What this task involves - Report each line of the records where "with" occurs.
══════════════════════════════
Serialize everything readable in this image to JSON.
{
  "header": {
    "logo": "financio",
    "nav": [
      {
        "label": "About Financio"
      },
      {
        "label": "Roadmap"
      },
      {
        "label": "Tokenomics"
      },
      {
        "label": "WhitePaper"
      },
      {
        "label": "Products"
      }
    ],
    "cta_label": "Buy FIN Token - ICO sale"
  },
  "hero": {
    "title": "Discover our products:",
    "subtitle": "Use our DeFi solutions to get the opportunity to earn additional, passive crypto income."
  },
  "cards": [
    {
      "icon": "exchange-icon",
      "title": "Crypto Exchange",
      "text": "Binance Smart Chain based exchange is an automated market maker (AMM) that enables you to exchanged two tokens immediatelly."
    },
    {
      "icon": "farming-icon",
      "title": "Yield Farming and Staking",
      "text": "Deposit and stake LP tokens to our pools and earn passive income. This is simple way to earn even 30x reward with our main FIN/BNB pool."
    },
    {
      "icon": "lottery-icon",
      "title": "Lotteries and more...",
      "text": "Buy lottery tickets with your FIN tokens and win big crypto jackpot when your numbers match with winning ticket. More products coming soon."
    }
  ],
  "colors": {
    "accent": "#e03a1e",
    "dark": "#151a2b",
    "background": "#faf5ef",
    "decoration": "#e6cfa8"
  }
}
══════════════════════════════
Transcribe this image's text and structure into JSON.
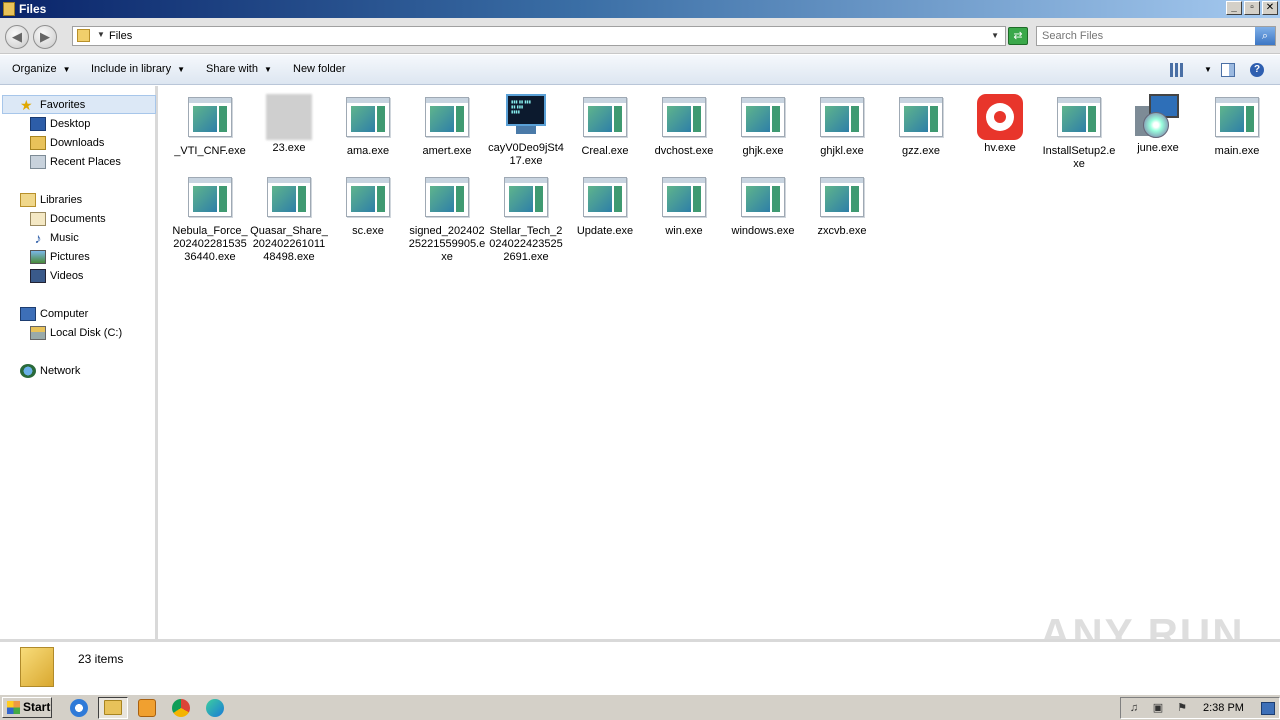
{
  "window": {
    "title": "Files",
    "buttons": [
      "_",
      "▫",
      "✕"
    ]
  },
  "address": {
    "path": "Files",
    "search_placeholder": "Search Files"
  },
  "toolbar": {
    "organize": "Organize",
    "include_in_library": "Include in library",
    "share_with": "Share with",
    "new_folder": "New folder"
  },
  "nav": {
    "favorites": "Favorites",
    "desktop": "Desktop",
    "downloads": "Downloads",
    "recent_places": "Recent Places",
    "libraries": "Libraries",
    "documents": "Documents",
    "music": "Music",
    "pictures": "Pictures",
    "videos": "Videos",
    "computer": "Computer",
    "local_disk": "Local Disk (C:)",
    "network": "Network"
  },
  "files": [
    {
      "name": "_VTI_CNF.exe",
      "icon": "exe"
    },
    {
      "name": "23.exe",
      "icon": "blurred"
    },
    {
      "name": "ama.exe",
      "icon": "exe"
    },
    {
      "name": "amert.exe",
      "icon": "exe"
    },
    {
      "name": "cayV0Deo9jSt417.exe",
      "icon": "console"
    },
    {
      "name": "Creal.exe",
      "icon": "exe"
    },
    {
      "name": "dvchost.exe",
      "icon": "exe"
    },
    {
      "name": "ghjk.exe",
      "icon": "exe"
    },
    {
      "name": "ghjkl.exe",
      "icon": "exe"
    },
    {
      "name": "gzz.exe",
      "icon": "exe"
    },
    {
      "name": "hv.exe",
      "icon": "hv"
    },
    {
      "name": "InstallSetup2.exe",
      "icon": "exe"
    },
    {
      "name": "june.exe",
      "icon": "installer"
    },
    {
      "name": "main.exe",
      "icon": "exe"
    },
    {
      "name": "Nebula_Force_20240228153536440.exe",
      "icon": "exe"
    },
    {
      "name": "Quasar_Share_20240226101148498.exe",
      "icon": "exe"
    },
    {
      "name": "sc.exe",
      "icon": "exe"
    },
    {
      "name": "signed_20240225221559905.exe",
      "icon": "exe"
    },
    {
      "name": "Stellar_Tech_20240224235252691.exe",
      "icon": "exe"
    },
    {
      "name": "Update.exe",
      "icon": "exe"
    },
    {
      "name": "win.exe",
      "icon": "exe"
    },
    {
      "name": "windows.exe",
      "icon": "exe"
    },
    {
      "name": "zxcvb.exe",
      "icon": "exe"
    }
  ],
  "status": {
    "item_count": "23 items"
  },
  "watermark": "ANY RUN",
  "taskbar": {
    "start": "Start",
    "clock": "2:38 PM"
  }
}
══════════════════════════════
The completed task -
      "text": "Deposit and stake LP tokens to our pools and earn passive income. This is simple way to earn even 30x reward with our main FIN/BNB pool."
      "text": "Buy lottery tickets with your FIN tokens and win big crypto jackpot when your numbers match with winning ticket. More products coming soon."
    "share_with": "Share with",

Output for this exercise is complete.